Start of The input

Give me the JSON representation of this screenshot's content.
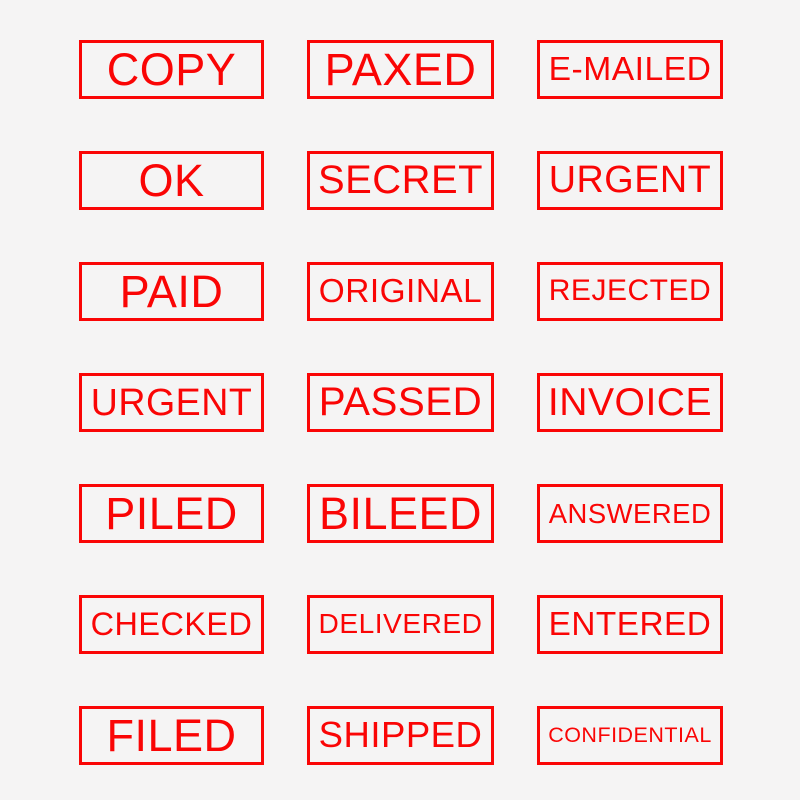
{
  "sheet": {
    "title": "Rubber Stamp Label Set",
    "background_color": "#f5f4f4",
    "stamp_color": "#fa0505",
    "border_width_px": 3,
    "columns": 3,
    "rows": 7,
    "total_stamps": 21
  },
  "stamps": [
    {
      "id": "stamp-copy",
      "label": "COPY",
      "row": 1,
      "column": 1
    },
    {
      "id": "stamp-paxed",
      "label": "PAXED",
      "row": 1,
      "column": 2
    },
    {
      "id": "stamp-e-mailed",
      "label": "E-MAILED",
      "row": 1,
      "column": 3
    },
    {
      "id": "stamp-ok",
      "label": "OK",
      "row": 2,
      "column": 1
    },
    {
      "id": "stamp-secret",
      "label": "SECRET",
      "row": 2,
      "column": 2
    },
    {
      "id": "stamp-urgent-1",
      "label": "URGENT",
      "row": 2,
      "column": 3
    },
    {
      "id": "stamp-paid",
      "label": "PAID",
      "row": 3,
      "column": 1
    },
    {
      "id": "stamp-original",
      "label": "ORIGINAL",
      "row": 3,
      "column": 2
    },
    {
      "id": "stamp-rejected",
      "label": "REJECTED",
      "row": 3,
      "column": 3
    },
    {
      "id": "stamp-urgent-2",
      "label": "URGENT",
      "row": 4,
      "column": 1
    },
    {
      "id": "stamp-passed",
      "label": "PASSED",
      "row": 4,
      "column": 2
    },
    {
      "id": "stamp-invoice",
      "label": "INVOICE",
      "row": 4,
      "column": 3
    },
    {
      "id": "stamp-piled",
      "label": "PILED",
      "row": 5,
      "column": 1
    },
    {
      "id": "stamp-bileed",
      "label": "BILEED",
      "row": 5,
      "column": 2
    },
    {
      "id": "stamp-answered",
      "label": "ANSWERED",
      "row": 5,
      "column": 3
    },
    {
      "id": "stamp-checked",
      "label": "CHECKED",
      "row": 6,
      "column": 1
    },
    {
      "id": "stamp-delivered",
      "label": "DELIVERED",
      "row": 6,
      "column": 2
    },
    {
      "id": "stamp-entered",
      "label": "ENTERED",
      "row": 6,
      "column": 3
    },
    {
      "id": "stamp-filed",
      "label": "FILED",
      "row": 7,
      "column": 1
    },
    {
      "id": "stamp-shipped",
      "label": "SHIPPED",
      "row": 7,
      "column": 2
    },
    {
      "id": "stamp-confidential",
      "label": "CONFIDENTIAL",
      "row": 7,
      "column": 3
    }
  ]
}
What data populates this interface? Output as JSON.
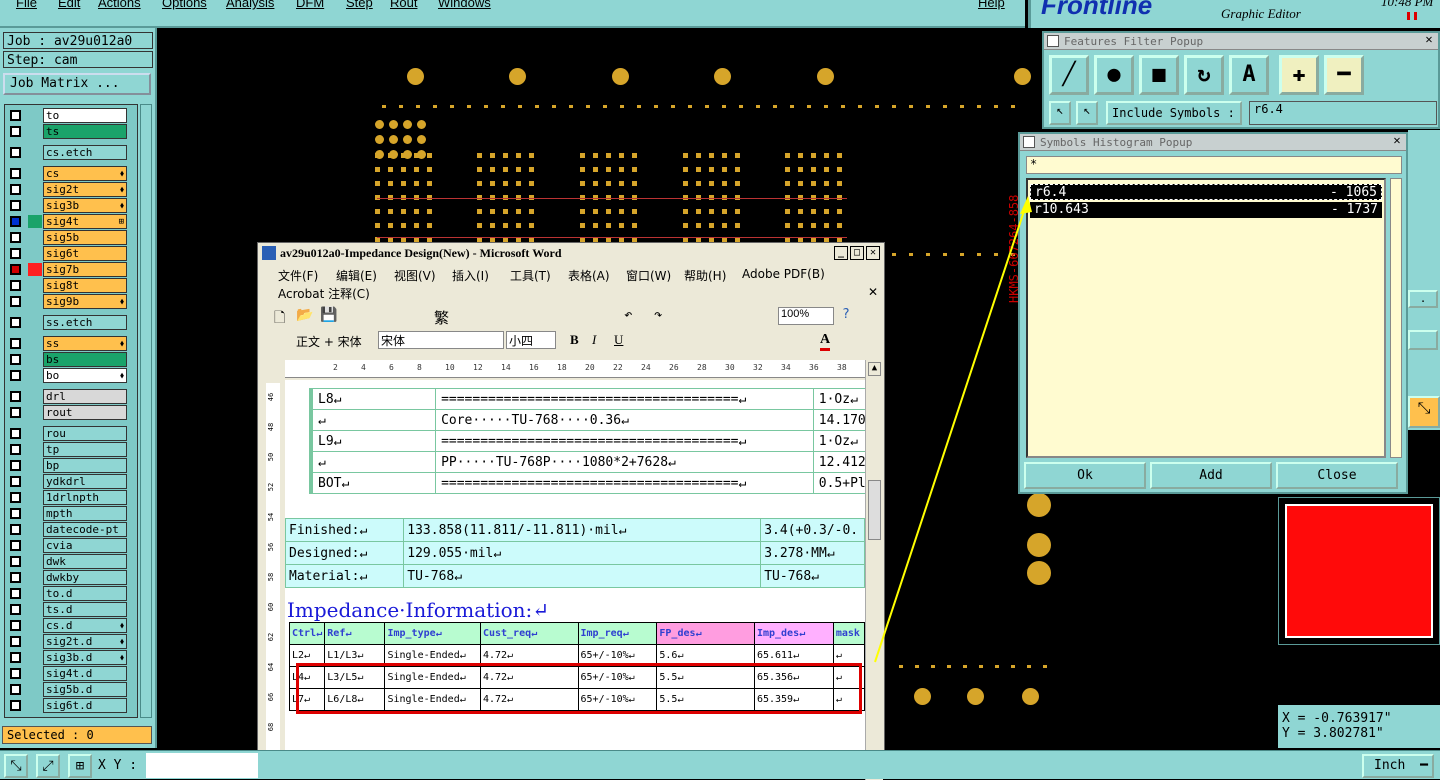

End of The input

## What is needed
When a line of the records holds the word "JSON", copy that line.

## Problem solution
Give me the JSON representation of this screenshot's content.
What data populates this interface? Output as JSON.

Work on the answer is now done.